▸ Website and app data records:
□ □ □

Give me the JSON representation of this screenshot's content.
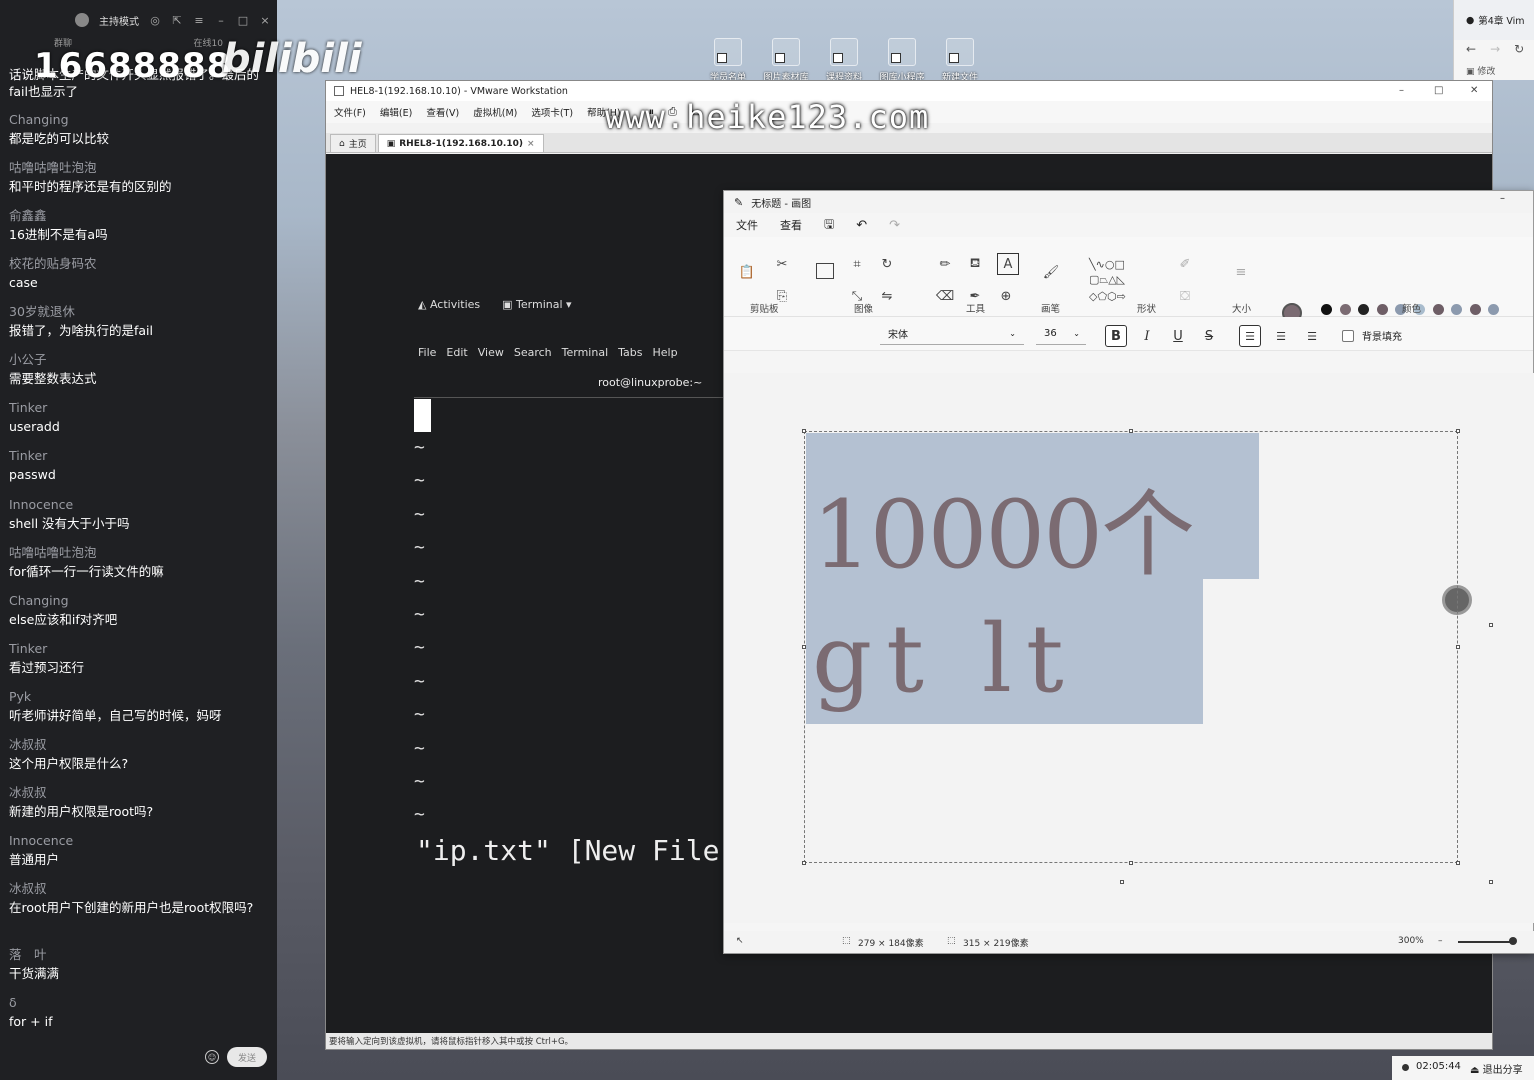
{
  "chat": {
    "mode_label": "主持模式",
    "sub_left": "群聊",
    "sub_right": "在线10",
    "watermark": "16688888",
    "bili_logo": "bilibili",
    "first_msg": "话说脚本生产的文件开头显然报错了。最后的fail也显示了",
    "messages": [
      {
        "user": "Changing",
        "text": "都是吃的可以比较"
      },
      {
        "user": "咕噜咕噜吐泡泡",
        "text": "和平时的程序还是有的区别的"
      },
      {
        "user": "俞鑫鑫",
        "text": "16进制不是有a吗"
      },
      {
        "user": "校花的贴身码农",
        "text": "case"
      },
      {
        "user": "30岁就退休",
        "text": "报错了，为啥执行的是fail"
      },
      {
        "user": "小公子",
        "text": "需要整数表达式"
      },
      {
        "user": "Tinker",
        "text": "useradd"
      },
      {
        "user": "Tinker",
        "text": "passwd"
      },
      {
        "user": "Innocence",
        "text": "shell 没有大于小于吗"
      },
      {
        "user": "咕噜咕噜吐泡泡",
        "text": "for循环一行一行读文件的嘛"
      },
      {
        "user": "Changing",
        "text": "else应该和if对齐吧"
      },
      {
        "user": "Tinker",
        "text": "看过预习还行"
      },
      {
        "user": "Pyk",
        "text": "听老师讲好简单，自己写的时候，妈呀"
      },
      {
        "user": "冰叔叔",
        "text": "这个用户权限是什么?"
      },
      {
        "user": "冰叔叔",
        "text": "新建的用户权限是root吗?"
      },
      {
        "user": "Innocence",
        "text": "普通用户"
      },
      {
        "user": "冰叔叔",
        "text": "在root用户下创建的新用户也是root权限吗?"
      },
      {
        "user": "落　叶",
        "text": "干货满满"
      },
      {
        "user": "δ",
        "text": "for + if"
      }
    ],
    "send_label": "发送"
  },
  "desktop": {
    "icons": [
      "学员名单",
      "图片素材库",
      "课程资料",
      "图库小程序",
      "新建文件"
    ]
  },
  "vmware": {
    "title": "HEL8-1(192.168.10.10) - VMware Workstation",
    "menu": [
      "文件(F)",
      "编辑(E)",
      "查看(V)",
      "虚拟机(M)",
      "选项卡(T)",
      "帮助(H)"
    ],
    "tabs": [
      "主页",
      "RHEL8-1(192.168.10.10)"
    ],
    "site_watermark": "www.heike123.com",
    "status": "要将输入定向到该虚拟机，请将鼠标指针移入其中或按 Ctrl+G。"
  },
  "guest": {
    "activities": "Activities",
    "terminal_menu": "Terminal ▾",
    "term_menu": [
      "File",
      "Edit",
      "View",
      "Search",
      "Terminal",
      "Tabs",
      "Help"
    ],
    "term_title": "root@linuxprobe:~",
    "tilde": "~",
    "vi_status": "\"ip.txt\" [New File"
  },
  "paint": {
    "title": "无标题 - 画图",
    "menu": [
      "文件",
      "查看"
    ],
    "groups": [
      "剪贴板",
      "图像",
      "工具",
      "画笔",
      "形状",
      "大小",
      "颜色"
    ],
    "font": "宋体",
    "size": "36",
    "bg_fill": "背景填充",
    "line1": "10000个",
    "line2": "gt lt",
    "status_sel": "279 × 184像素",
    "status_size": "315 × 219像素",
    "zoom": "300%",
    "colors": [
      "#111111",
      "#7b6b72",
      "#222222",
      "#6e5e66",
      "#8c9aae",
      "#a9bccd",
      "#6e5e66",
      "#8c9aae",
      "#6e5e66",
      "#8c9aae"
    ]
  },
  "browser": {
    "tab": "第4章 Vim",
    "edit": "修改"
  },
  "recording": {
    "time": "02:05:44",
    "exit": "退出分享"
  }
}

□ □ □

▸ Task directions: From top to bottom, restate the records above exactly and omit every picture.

▸ Task output:
Give me the JSON representation of this screenshot's content.
{
  "chat": {
    "mode_label": "主持模式",
    "sub_left": "群聊",
    "sub_right": "在线10",
    "watermark": "16688888",
    "bili_logo": "bilibili",
    "first_msg": "话说脚本生产的文件开头显然报错了。最后的fail也显示了",
    "messages": [
      {
        "user": "Changing",
        "text": "都是吃的可以比较"
      },
      {
        "user": "咕噜咕噜吐泡泡",
        "text": "和平时的程序还是有的区别的"
      },
      {
        "user": "俞鑫鑫",
        "text": "16进制不是有a吗"
      },
      {
        "user": "校花的贴身码农",
        "text": "case"
      },
      {
        "user": "30岁就退休",
        "text": "报错了，为啥执行的是fail"
      },
      {
        "user": "小公子",
        "text": "需要整数表达式"
      },
      {
        "user": "Tinker",
        "text": "useradd"
      },
      {
        "user": "Tinker",
        "text": "passwd"
      },
      {
        "user": "Innocence",
        "text": "shell 没有大于小于吗"
      },
      {
        "user": "咕噜咕噜吐泡泡",
        "text": "for循环一行一行读文件的嘛"
      },
      {
        "user": "Changing",
        "text": "else应该和if对齐吧"
      },
      {
        "user": "Tinker",
        "text": "看过预习还行"
      },
      {
        "user": "Pyk",
        "text": "听老师讲好简单，自己写的时候，妈呀"
      },
      {
        "user": "冰叔叔",
        "text": "这个用户权限是什么?"
      },
      {
        "user": "冰叔叔",
        "text": "新建的用户权限是root吗?"
      },
      {
        "user": "Innocence",
        "text": "普通用户"
      },
      {
        "user": "冰叔叔",
        "text": "在root用户下创建的新用户也是root权限吗?"
      },
      {
        "user": "落　叶",
        "text": "干货满满"
      },
      {
        "user": "δ",
        "text": "for + if"
      }
    ],
    "send_label": "发送"
  },
  "desktop": {
    "icons": [
      "学员名单",
      "图片素材库",
      "课程资料",
      "图库小程序",
      "新建文件"
    ]
  },
  "vmware": {
    "title": "HEL8-1(192.168.10.10) - VMware Workstation",
    "menu": [
      "文件(F)",
      "编辑(E)",
      "查看(V)",
      "虚拟机(M)",
      "选项卡(T)",
      "帮助(H)"
    ],
    "tabs": [
      "主页",
      "RHEL8-1(192.168.10.10)"
    ],
    "site_watermark": "www.heike123.com",
    "status": "要将输入定向到该虚拟机，请将鼠标指针移入其中或按 Ctrl+G。"
  },
  "guest": {
    "activities": "Activities",
    "terminal_menu": "Terminal ▾",
    "term_menu": [
      "File",
      "Edit",
      "View",
      "Search",
      "Terminal",
      "Tabs",
      "Help"
    ],
    "term_title": "root@linuxprobe:~",
    "tilde": "~",
    "vi_status": "\"ip.txt\" [New File"
  },
  "paint": {
    "title": "无标题 - 画图",
    "menu": [
      "文件",
      "查看"
    ],
    "groups": [
      "剪贴板",
      "图像",
      "工具",
      "画笔",
      "形状",
      "大小",
      "颜色"
    ],
    "font": "宋体",
    "size": "36",
    "bg_fill": "背景填充",
    "line1": "10000个",
    "line2": "gt lt",
    "status_sel": "279 × 184像素",
    "status_size": "315 × 219像素",
    "zoom": "300%",
    "colors": [
      "#111111",
      "#7b6b72",
      "#222222",
      "#6e5e66",
      "#8c9aae",
      "#a9bccd",
      "#6e5e66",
      "#8c9aae",
      "#6e5e66",
      "#8c9aae"
    ]
  },
  "browser": {
    "tab": "第4章 Vim",
    "edit": "修改"
  },
  "recording": {
    "time": "02:05:44",
    "exit": "退出分享"
  }
}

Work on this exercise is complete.